Review: 'Conan the Barbarian: Queen of the Black Coast' #19: two reviewers, similar opinionsA comic review article by: Zack Davisson, Taylor Lilley
We get a whole 3 pages of piracy in issue #19 of Brian Wood’s Conan the Barbarian: Queen of the Black Coast. That’s pretty good actually, when compared to the rest of the series. And ironic, for what was supposed to be a pirate adventure from issue #1. Wood is the master of Tell-don’t-Show storytelling—on the first page, he states that “For Conan and Belit, home was aboard the Tigress, raiding up and down the western coasts.” You wouldn’t know it from this series though, because Conan and Belit spend far more time on dry land than they ever do pirating.
But we have those three pages. So, yeah.
The usual grumbling aside, I surprisingly liked #19, the start of a new 3-issue story arc Black Stones. With its series of 3-issue mini-series, Queen of the Black Coast has become as predictable as Seattle weather (Rain again?) but with every new beginning there is the hope that the new artist will produce something on the level of The Death or Woman on the Wall. We don’t get something quite that good here, but we do get something rare—what seems to be an honest-to-goodness Conan adventure.
It’s almost a classic Conan adventure. Conan and Belit attack a boat, and make off with a scroll that is said to be immensely valuable, but also cursed. In their attempts to fence the item, they run into the religious cult called the Black Stones, who are out to get their property back. There is some good action, and even a nice reminder that Brian Wood once wrote kick-ass comics like Northlanders—we finally see a little of that spirit and fire here.
The art repelled me at first, but then grew on me. Paul Azaceta has a unique, quasi-realistic style that was off-putting at first glance—and just a little bizarre. Like when did Belit get facial tattoos?—but after I got into the issue and accepted his Belit and Conan I started to appreciate his abilities. There’s nothing really outstanding in his panel work or compositions, but the dense lines and realistic proportions and facial expressions won me over. Strangely, it was my usual hero the King of Colors Dave Stewart who let me down this issue. He colored the whole world brown and dark, when the world could have used a bit of vibrant color.

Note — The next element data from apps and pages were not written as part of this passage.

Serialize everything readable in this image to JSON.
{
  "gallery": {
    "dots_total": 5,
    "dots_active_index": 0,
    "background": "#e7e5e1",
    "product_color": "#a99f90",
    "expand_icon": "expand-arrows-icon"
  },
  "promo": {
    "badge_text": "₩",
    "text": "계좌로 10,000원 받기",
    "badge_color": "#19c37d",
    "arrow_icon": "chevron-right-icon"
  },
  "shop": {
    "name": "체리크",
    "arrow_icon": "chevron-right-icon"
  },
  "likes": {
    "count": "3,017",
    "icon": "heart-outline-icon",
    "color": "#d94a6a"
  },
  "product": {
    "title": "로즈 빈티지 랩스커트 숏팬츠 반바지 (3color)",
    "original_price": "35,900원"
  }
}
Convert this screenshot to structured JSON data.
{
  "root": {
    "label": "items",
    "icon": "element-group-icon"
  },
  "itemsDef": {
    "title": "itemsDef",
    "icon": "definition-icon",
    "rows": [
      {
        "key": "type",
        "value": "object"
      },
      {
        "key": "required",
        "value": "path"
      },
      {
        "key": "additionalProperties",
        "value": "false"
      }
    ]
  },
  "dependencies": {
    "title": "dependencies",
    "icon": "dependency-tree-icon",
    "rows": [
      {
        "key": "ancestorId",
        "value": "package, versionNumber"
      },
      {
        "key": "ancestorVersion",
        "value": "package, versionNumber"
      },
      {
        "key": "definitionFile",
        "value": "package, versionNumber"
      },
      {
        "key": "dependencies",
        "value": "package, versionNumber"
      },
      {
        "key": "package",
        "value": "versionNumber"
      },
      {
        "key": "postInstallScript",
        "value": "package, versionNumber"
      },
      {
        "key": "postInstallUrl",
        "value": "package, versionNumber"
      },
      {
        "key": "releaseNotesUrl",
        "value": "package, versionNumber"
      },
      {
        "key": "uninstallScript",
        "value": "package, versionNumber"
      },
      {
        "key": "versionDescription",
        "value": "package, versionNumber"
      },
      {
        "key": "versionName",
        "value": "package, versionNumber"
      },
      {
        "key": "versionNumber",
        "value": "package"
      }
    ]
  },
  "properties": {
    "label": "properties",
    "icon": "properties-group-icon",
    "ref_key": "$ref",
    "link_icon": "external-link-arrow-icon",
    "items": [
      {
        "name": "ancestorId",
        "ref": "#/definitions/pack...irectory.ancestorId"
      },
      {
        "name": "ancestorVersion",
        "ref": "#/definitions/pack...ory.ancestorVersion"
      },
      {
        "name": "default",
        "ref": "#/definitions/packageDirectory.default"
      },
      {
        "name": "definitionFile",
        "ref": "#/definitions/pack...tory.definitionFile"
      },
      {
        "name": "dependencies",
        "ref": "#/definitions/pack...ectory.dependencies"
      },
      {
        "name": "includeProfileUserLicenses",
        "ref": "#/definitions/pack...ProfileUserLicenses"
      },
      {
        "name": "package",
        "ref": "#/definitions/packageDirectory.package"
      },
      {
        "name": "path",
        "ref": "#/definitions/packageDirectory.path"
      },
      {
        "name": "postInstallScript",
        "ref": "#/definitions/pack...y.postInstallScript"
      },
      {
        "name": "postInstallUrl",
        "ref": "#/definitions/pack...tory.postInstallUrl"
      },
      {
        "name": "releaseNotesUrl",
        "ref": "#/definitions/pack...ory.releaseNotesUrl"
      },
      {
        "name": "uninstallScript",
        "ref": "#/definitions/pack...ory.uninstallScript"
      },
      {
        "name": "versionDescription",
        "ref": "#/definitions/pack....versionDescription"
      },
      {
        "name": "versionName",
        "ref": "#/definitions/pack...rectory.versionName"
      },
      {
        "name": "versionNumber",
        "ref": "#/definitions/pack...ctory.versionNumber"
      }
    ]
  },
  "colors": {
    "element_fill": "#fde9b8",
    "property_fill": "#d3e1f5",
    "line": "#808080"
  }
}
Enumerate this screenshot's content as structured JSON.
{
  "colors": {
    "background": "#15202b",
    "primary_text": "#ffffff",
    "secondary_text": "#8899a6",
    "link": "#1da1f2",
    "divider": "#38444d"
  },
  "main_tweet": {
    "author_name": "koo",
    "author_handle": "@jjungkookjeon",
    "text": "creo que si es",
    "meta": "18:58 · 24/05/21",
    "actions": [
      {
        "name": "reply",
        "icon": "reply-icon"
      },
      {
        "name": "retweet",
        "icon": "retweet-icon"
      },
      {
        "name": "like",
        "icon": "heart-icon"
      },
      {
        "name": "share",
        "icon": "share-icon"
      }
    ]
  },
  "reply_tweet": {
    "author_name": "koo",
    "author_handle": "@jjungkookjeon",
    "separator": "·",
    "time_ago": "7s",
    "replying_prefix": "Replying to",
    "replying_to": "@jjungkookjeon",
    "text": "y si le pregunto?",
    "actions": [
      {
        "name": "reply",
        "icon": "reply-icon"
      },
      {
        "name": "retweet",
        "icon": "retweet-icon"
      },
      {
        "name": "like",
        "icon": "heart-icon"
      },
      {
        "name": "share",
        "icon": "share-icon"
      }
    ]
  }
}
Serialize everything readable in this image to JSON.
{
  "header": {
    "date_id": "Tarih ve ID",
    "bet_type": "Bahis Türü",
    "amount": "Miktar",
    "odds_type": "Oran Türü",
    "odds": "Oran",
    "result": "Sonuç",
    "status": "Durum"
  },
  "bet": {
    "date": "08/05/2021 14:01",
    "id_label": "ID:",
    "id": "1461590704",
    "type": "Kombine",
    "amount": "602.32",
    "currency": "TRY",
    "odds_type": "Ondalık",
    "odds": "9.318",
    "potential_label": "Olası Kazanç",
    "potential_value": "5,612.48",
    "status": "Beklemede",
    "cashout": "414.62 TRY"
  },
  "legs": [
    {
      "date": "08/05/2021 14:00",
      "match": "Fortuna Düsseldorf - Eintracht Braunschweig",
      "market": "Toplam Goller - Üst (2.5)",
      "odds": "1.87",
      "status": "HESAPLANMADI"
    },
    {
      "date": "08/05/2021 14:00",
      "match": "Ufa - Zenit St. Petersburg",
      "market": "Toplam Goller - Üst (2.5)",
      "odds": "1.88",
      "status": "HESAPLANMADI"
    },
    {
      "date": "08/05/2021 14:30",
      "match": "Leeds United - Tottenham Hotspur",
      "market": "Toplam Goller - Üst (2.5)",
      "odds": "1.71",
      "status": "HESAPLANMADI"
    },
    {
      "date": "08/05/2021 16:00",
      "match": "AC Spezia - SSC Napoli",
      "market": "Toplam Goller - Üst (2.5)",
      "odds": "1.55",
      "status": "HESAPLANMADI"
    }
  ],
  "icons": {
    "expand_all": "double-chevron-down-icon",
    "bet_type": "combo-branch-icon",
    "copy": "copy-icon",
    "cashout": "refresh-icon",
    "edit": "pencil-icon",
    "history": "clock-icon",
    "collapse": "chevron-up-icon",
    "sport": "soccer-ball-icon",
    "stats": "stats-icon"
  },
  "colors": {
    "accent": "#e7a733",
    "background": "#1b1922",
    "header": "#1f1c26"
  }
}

As is often the case, the letter’s column was every bit as good as the actual issue. This month we got treated to a rant by musician/comic writer Mark Reznicek who put it succinctly “It’s a form of false advertising to stick a Conan logo on the book, because the character portrayed inside isn’t Conan.”
And that’s all I have to say about that. If you excuse me, I have the vastly superior King Conan: Hour of the Dragon to read.
After "Nightmare of the Shallows", in which a troubled Belit and Conan reached a loving ease with one another through shared use of hallucinogens, "Black Stones Pt.1" casts them into a new peril. Though curses, omens, and various manner of bewitching are vital motifs of Conan lore, this is the most overtly Mulder'n Scully plot Wood's concocted (a particularly compelling element of Wood's Conan is the question of whether Conan and Belit draw strength from a kind of selective skepticism, or simply a brawny egoistic disdain for any mysticism other than their own). So we encounter our barbarous lovers riding through the Forest of Ghouls in the Rabinian mountains, seeking bounty for an artefact of great worth and dread portent amidst painted priests and spear-mounted corpses, all dismissed with arrogant rationality.
Part of the fun of reading Wood's Conan is seeing the balance he and his artist collaborators strike between expected genre trappings and more contemporary comics storytelling. Azaceta, whose line and layouts have an undeniably modern feel, delivers fresh perspective, sometimes despite the familiarity of the story's tropes. For instance, he finds a subtle comedy in the pair's appearance when contrasted with the huddled, doomy denizens of a deserted village's small inn. They are absurdly exotic, all conspicuously bared flesh and savage ornamentation, but this momentary deflation heightens the ensuing action, building a graphic shorthand for the depths of the Black Stones' mystery, and Conan/Belit's shallow comprehension of it. Similarly, one climactic page features Belit and Conan standing in the aisle of a church amongst their slain, creating a striking thematic tableau.
This book may still be worth taking on an arc by arc basis, but coming off the brilliant Nightmare of the Shallows, the omens point to this team making Conan a rich, timeless, and refreshingly art-led read.